EXERCISE:
Each line of the listing below that includes "missing" must be copied.

SUPPLIED INFORMATION:
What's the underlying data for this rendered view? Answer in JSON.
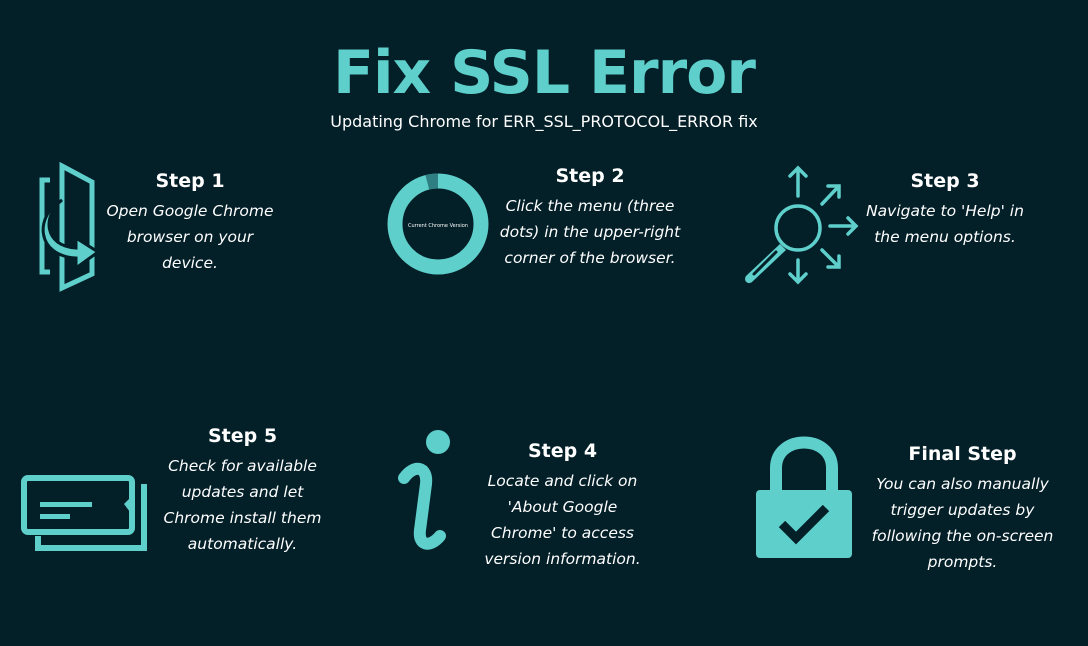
{
  "title": "Fix SSL Error",
  "subtitle": "Updating Chrome for ERR_SSL_PROTOCOL_ERROR fix",
  "colors": {
    "background": "#031f28",
    "accent": "#5fcfcb",
    "accent_dark": "#2f7f82"
  },
  "steps": [
    {
      "title": "Step 1",
      "text": "Open Google Chrome browser on your device.",
      "icon": "door-exit-icon"
    },
    {
      "title": "Step 2",
      "text": "Click the menu (three dots) in the upper-right corner of the browser.",
      "icon": "donut-chart-icon",
      "donut_label": "Current Chrome Version",
      "donut_fraction": 0.96
    },
    {
      "title": "Step 3",
      "text": "Navigate to 'Help' in the menu options.",
      "icon": "magnifier-arrows-icon"
    },
    {
      "title": "Step 5",
      "text": "Check for available updates and let Chrome install them automatically.",
      "icon": "ticket-icon"
    },
    {
      "title": "Step 4",
      "text": "Locate and click on 'About Google Chrome' to access version information.",
      "icon": "info-icon"
    },
    {
      "title": "Final Step",
      "text": "You can also manually trigger updates by following the on-screen prompts.",
      "icon": "padlock-check-icon"
    }
  ]
}
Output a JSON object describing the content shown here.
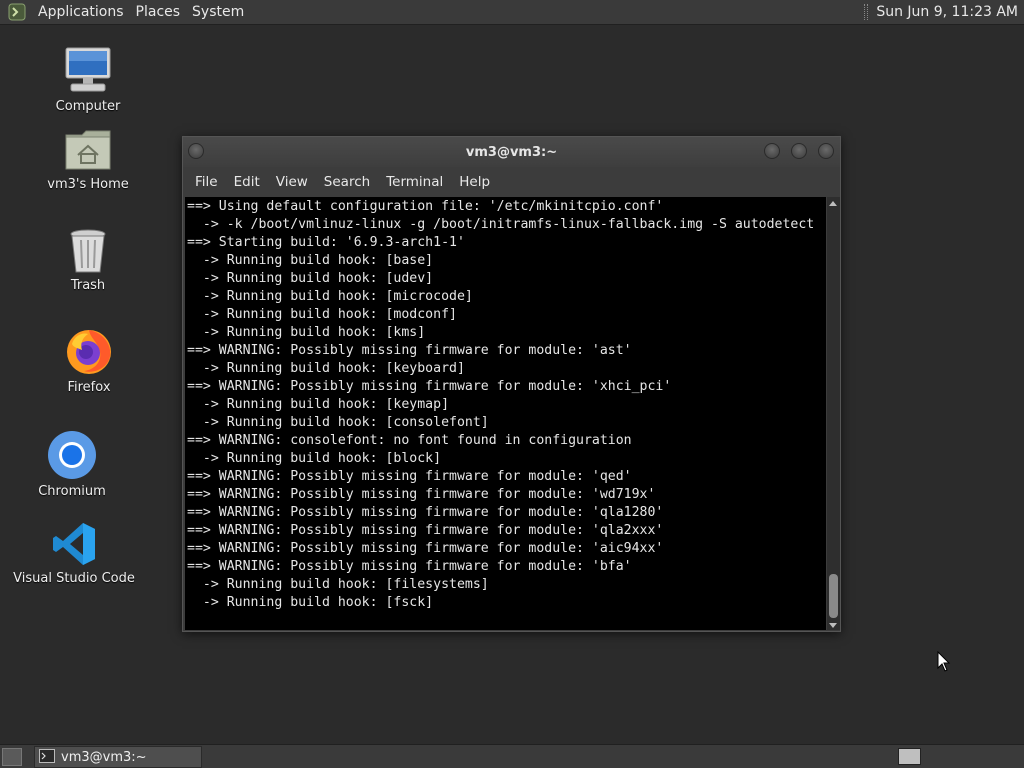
{
  "top_panel": {
    "menus": [
      "Applications",
      "Places",
      "System"
    ],
    "clock": "Sun Jun  9, 11:23 AM"
  },
  "desktop": {
    "icons": [
      {
        "label": "Computer",
        "icon": "computer-icon"
      },
      {
        "label": "vm3's Home",
        "icon": "home-folder-icon"
      },
      {
        "label": "Trash",
        "icon": "trash-icon"
      },
      {
        "label": "Firefox",
        "icon": "firefox-icon"
      },
      {
        "label": "Chromium",
        "icon": "chromium-icon"
      },
      {
        "label": "Visual Studio Code",
        "icon": "vscode-icon"
      }
    ]
  },
  "terminal": {
    "title": "vm3@vm3:~",
    "menus": [
      "File",
      "Edit",
      "View",
      "Search",
      "Terminal",
      "Help"
    ],
    "lines": [
      "==> Using default configuration file: '/etc/mkinitcpio.conf'",
      "  -> -k /boot/vmlinuz-linux -g /boot/initramfs-linux-fallback.img -S autodetect",
      "==> Starting build: '6.9.3-arch1-1'",
      "  -> Running build hook: [base]",
      "  -> Running build hook: [udev]",
      "  -> Running build hook: [microcode]",
      "  -> Running build hook: [modconf]",
      "  -> Running build hook: [kms]",
      "==> WARNING: Possibly missing firmware for module: 'ast'",
      "  -> Running build hook: [keyboard]",
      "==> WARNING: Possibly missing firmware for module: 'xhci_pci'",
      "  -> Running build hook: [keymap]",
      "  -> Running build hook: [consolefont]",
      "==> WARNING: consolefont: no font found in configuration",
      "  -> Running build hook: [block]",
      "==> WARNING: Possibly missing firmware for module: 'qed'",
      "==> WARNING: Possibly missing firmware for module: 'wd719x'",
      "==> WARNING: Possibly missing firmware for module: 'qla1280'",
      "==> WARNING: Possibly missing firmware for module: 'qla2xxx'",
      "==> WARNING: Possibly missing firmware for module: 'aic94xx'",
      "==> WARNING: Possibly missing firmware for module: 'bfa'",
      "  -> Running build hook: [filesystems]",
      "  -> Running build hook: [fsck]"
    ]
  },
  "taskbar": {
    "window_button": "vm3@vm3:~"
  },
  "colors": {
    "desktop_bg": "#2b2b2b",
    "panel_bg": "#3a3a3a",
    "terminal_bg": "#000000",
    "terminal_fg": "#e6e6e6"
  }
}
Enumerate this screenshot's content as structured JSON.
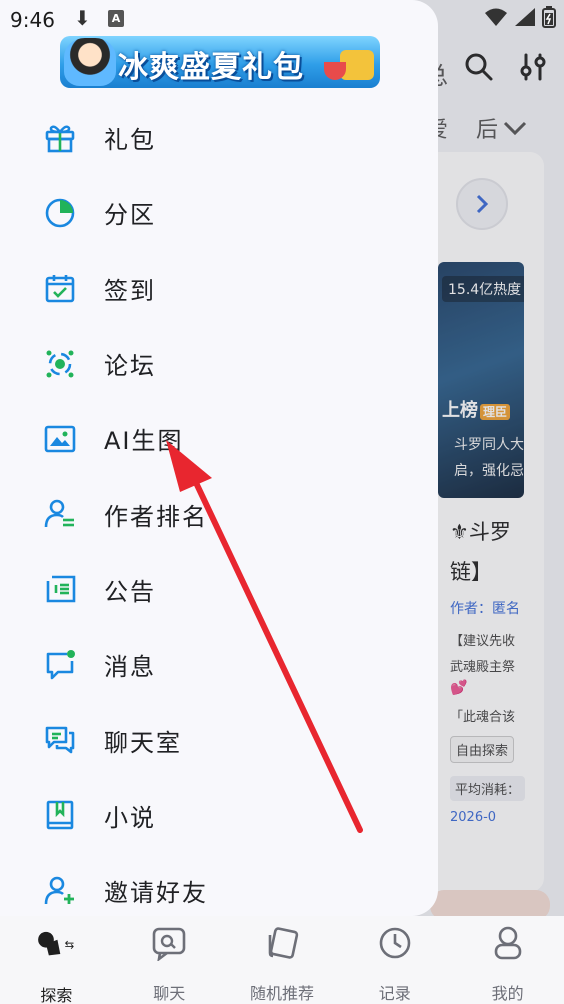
{
  "status_bar": {
    "time": "9:46",
    "download_glyph": "⬇",
    "a_glyph": "A"
  },
  "promo_banner": {
    "text": "冰爽盛夏礼包"
  },
  "drawer": {
    "items": [
      {
        "label": "礼包",
        "icon": "gift-icon"
      },
      {
        "label": "分区",
        "icon": "pie-chart-icon"
      },
      {
        "label": "签到",
        "icon": "calendar-check-icon"
      },
      {
        "label": "论坛",
        "icon": "forum-icon"
      },
      {
        "label": "AI生图",
        "icon": "image-icon"
      },
      {
        "label": "作者排名",
        "icon": "author-rank-icon"
      },
      {
        "label": "公告",
        "icon": "announcement-icon"
      },
      {
        "label": "消息",
        "icon": "message-icon"
      },
      {
        "label": "聊天室",
        "icon": "chatroom-icon"
      },
      {
        "label": "小说",
        "icon": "book-icon"
      },
      {
        "label": "邀请好友",
        "icon": "invite-friend-icon"
      }
    ]
  },
  "background": {
    "peek_char": "总",
    "tabs": [
      "爱",
      "后"
    ],
    "heat": "15.4亿热度",
    "rank_label": "上榜",
    "rank_badge": "理臣",
    "image_line1": "斗罗同人大",
    "image_line2": "启，强化忌",
    "title_line1": "⚜斗罗",
    "title_line2": "链】",
    "author": "作者：匿名",
    "line1": "【建议先收",
    "line2": "武魂殿主祭",
    "heart": "💕",
    "line3": "「此魂合该",
    "tag": "自由探索",
    "cost": "平均消耗：",
    "date": "2026-0"
  },
  "bottom_nav": {
    "items": [
      {
        "label": "探索",
        "icon": "explore-icon",
        "active": true
      },
      {
        "label": "聊天",
        "icon": "chat-icon",
        "active": false
      },
      {
        "label": "随机推荐",
        "icon": "random-card-icon",
        "active": false
      },
      {
        "label": "记录",
        "icon": "clock-icon",
        "active": false
      },
      {
        "label": "我的",
        "icon": "profile-icon",
        "active": false
      }
    ]
  },
  "colors": {
    "accent_blue": "#1a88e0",
    "accent_green": "#22b35a",
    "annotation_red": "#e8262f"
  }
}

RESULT:
      "==> WARNING: Possibly missing firmware for module: 'ast'",
      "==> WARNING: Possibly missing firmware for module: 'xhci_pci'",
      "==> WARNING: Possibly missing firmware for module: 'qed'",
      "==> WARNING: Possibly missing firmware for module: 'wd719x'",
      "==> WARNING: Possibly missing firmware for module: 'qla1280'",
      "==> WARNING: Possibly missing firmware for module: 'qla2xxx'",
      "==> WARNING: Possibly missing firmware for module: 'aic94xx'",
      "==> WARNING: Possibly missing firmware for module: 'bfa'",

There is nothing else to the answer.